The film follows him amidst the brutal war, he seeks love from a local girl and befriends her brother. The film, which starts as a light-hearted take on the war quickly turns into a more depressing and hard-hitting film towards the second half. Director Barry Levinson’s Good Morning Vietnam remains one of the most loved Vietnam War films of all times.
Deathdream was a shocker and presented a never seen before facade of PTSD (post-traumatic stress disorder) that army personnel face on a regular basis.
The film featured the heartbreaking tale of Andy Brooks, who gets shot and is presumed dead during the war. Somehow, he makes his way back into his house and displays a strange behavior, diagnosed by his parents to be PTSD.
But the reality is furthermore shocking. The film married the vampire mythology in its treatment and the wacky screenplay remains one of the greatest pieces of work by the Canadian director Bob Clark. The low budget film stays underrated to this date but has gained a cult fan following over the years.
Director Zack Snyder’s superhero epic Watchmen, based on the graphic novel by Alan Moore, is one relatively odd entry on the list but it is here for a very good reason.
The complex film dealt with the ‘godly’ creature Dr. Manhattan and his relationship with the human beings around him. Some of the key scenes in the film feature him as America’s ultimate weapon against the Vietnamese forces. Vietnamese are winning the war and when they witness Dr. Manhattan in all his godly glory, they now wish to surrender, but only to Dr. Manhattan.
Another brutal scene in the film features another character Robert Blake (The Comedian) burning Vietnamese soldiers alive with a big smile on his face and even killing a pregnant Vietnamese girl, with whom he had an affair.
Also Read: List of Less Popular Superhero Films
We Were Soldiers (2002)
This Mel Gibson starrer was one of the most straightforward accounts of the war, based on the battle that took place in la Drang during early phases of the war.
As North Vietnamese troops and American soldiers come face to face for the first time, chaos ensues. Director Randall Wallace ensures that the film does not drift away from its central human drama and took heavy inspirations from the book ‘We Were Soldiers Once… and Young’.
But somehow, the film forges its own narrative path while dramatizing several key events and battles, ensuring a hard-hitting and emotional experience.
Rescue Dawn (2006)
The eccentric German director Werner Herzog’s wild take on the atrocities of Vietnam War was the perfect testimony of how he stays uncompromising with his vision, despite heavy budget.
He based the film on the documentary film ‘Little Dieter Needs to Fly’. The film was a true account of an American-German pilot Dieter Dengler who was captured by the Vietnamese villagers while flying above them during the American invasion of the village.
Christian Bale starred in the film which received extensively positive reviews by the critics but somehow it failed to collect decent box office numbers.

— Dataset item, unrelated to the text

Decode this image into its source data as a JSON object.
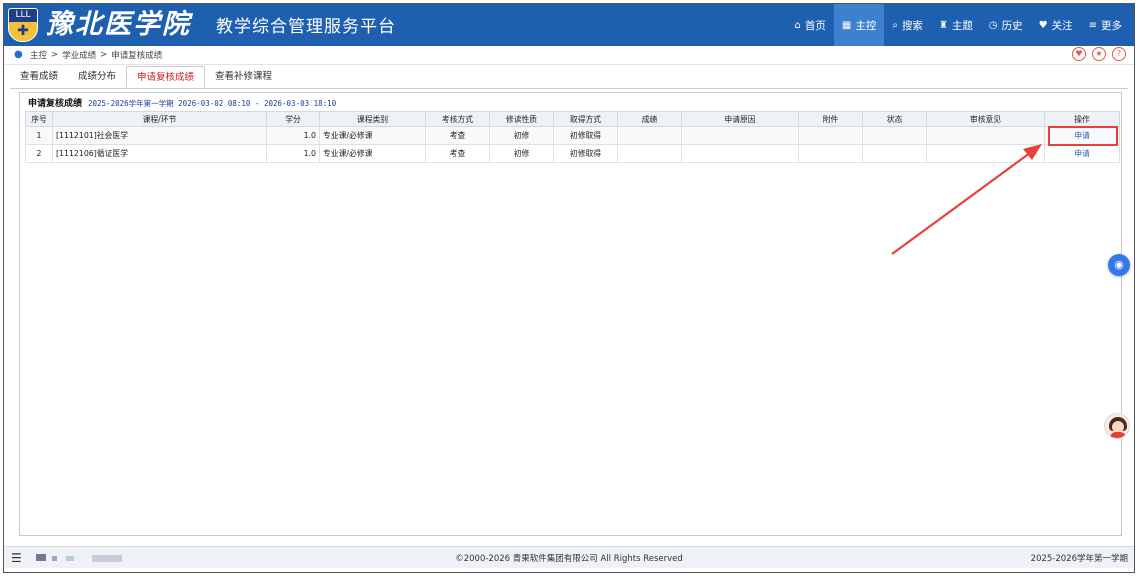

Never the less, the film has developed a cult following in the subsequent years and is known as one of the best career achievements of Werner Herzog.
These are our pick of Best Vietnam War Movies, do comments with your favorite film about Vietnam War or on the backdrop of Vietnam War.